“Youth homelessness doesn’t just happen in the large cities,” Kristen Hoffa, a regional coordinator for schools in Berks, Chester, Dauphin, Lancaster, Lebanon, and Schuylkill counties said.
“This is happening in every community.”
Most of these students, roughly 60 percent, are “doubled up,” or staying with friends and family, as opposed to living on the street. But they do so without tenant rights and with nothing but the whims of their hosts to fall back on.
The second greatest portion, roughly 30 percent, seek refuge in shelters, transitional housing or await foster care placement. And in the most serious cases, families turn to cars and abandoned buildings for cover.
At the Bethesda Mission’s Women and Children’s Shelter on North 20th Street in Harrisburg, where Gentry lives with her daughter, shelter director Shelley Brooks said she has no doubt the latter is happening regularly in places like Harrisburg and Lancaster, two cities with inordinate numbers of homeless youth.
The shelter is currently home to five children, three school aged and two soon to be.
Brooks worries about all of them constantly.
On rare occasions, she said, a child rises to meet the challenges homelessness presents. Others implode. All are forced to grow up too soon.
“They become adults in little children’s bodies,” she said. “They should be creating and inquisitive and instead they’re worrying about where their next meal is coming from.”
At the Harrisburg School District, Marianne Peters, a student services supervisor, said the effects vary from child to child. Some, she said, go from the honor roll to falling asleep in class. Behaviors change. Outbursts begin. Anger sets in.
But it’s not just those outward signs that cause alarm for school officials.
“Our kids are very resilient and some are so resilient that that can be concerning,” Peters explained.
“For some of them this may be the only living arrangement they’ve ever known or remember, and they can start to go numb. They can become too resilient.”
That warped sense of normalcy, along with a slew of ingrained socio-economic conditions, can almost guarantee the continuation of homelessness in future generations, experts say.
“It’s a cycle,” Sarah Runk, a counselor at the North 20th Street shelter added. “A perpetual cycle.”
`A Normal, Happy Life’
Since coming to the shelter, Gentry said the program’s restrictions on free time and after-hours activities have made school functions next to impossible to attend and friendships for her daughter harder to forge. Transportation is also an issue, and Internet access limited.
As a result, Gentry’s daughter is an increasingly isolated child, one caught between worlds as she’s shuttled between a shelter that will never be home and a school that feels less and less like her own all the time.
She tried her hand at cheerleading last year, Gentry said, but later dropped out.
The privations of shelter life, meanwhile, are perfectly suited, or rather designed to suit, Gentry’s needs as a recovering addict who’s working to cut ties with the past and, at least for now, the trappings of free will.
She is coming up on one year at the shelter in June, and needless to say her daughter is counting down the days until they can be on their own again.
And while Gentry arrived at the shelter voluntarily, she must complete the program under a court order after pleading guilty to DUI charges stemming from the one-car crash that first brought her in.
When that day comes, her daughter said she hopes to move closer to her father and brothers, who she’s seen less of since first coming to the shelter last year.
Gentry, meanwhile, is looking forward to getting back into the workforce full-time.
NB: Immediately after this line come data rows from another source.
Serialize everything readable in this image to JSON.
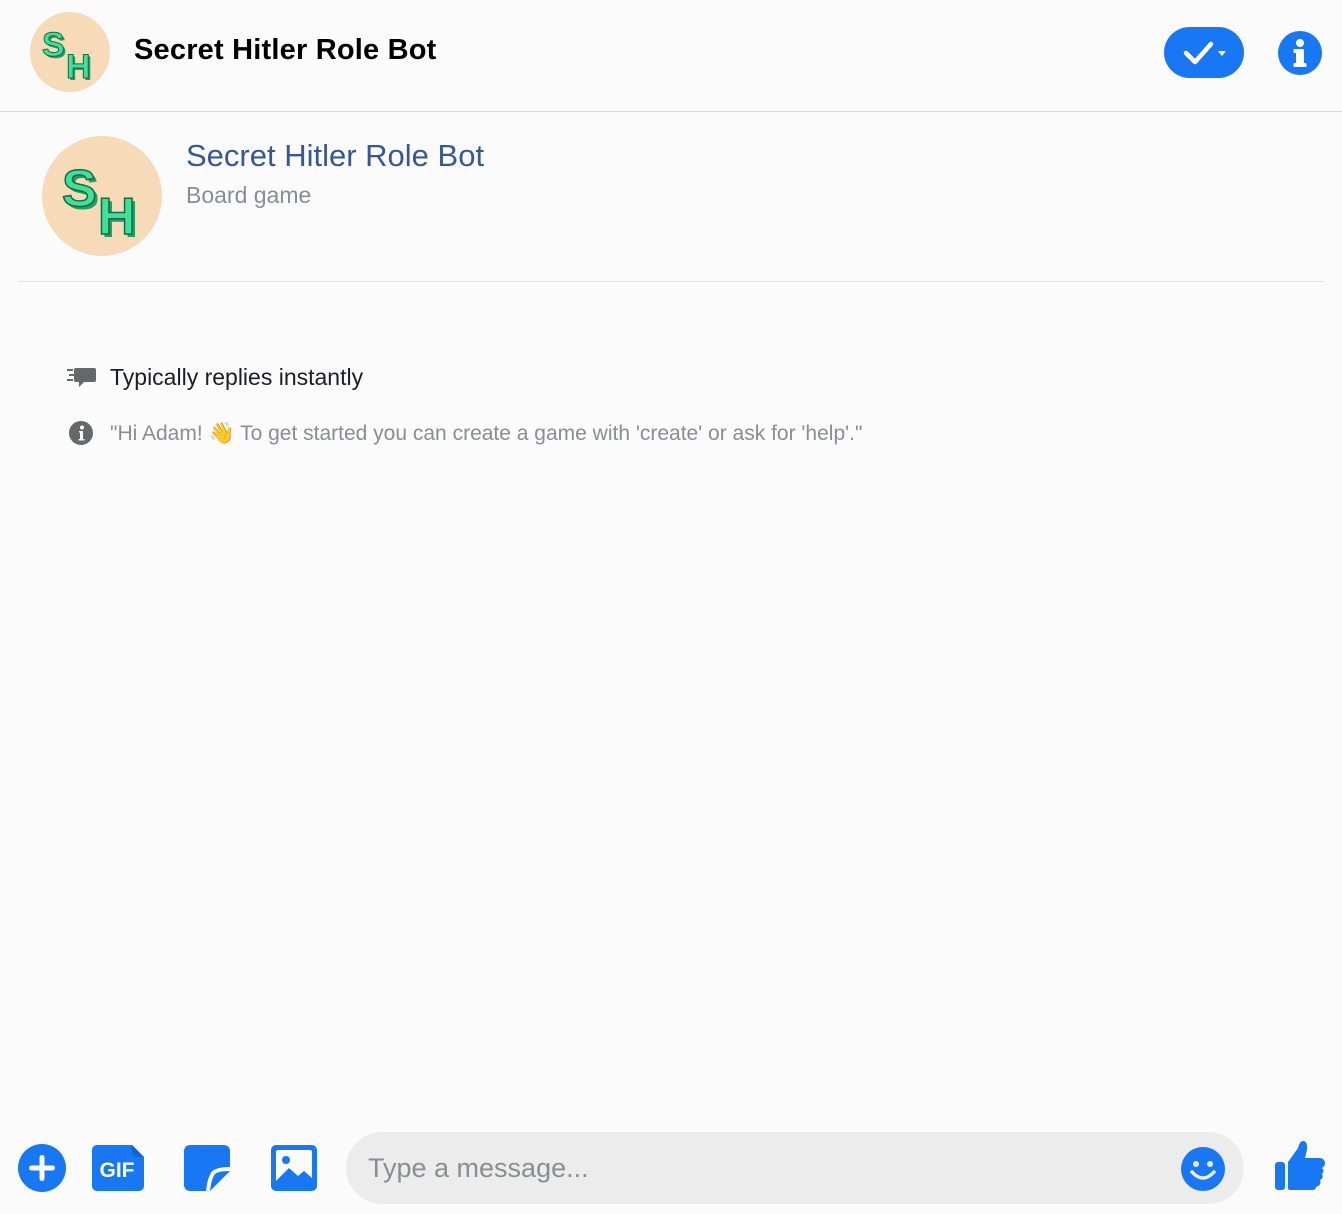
{
  "header": {
    "title": "Secret Hitler Role Bot",
    "avatar_letters": [
      "S",
      "H"
    ],
    "status_icon": "check-dropdown-icon",
    "info_icon": "info-icon"
  },
  "profile": {
    "name": "Secret Hitler Role Bot",
    "category": "Board game"
  },
  "details": {
    "replies": "Typically replies instantly",
    "greeting_prefix": "\"Hi Adam! ",
    "greeting_emoji": "👋",
    "greeting_suffix": " To get started you can create a game with 'create' or ask for 'help'.\""
  },
  "composer": {
    "placeholder": "Type a message...",
    "gif_label": "GIF",
    "tools": [
      "plus-icon",
      "gif-icon",
      "sticker-icon",
      "photo-icon"
    ],
    "emoji_icon": "smiley-icon",
    "like_icon": "thumbs-up-icon"
  },
  "colors": {
    "accent": "#1877f2",
    "name_link": "#365899",
    "avatar_bg": "#f7dbb9",
    "avatar_letters": "#2ecc8a"
  }
}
Before her descent, she worked as an executive assistant to a state senator and helped oversee a work release program for female offenders in Dauphin County.
“I had fabulous jobs,” she said, beaming.
But that was then, before an addiction to drugs and prescription pills took its toll.
Now, the 33-year-old mother is getting ready to try again and outwardly seems to have no doubts about the future.
“I’m 100 percent sure I can do it when I get out of here,” she said. “It will be a normal, happy life.”
Information from: Pennlive.com, http://www.pennlive.com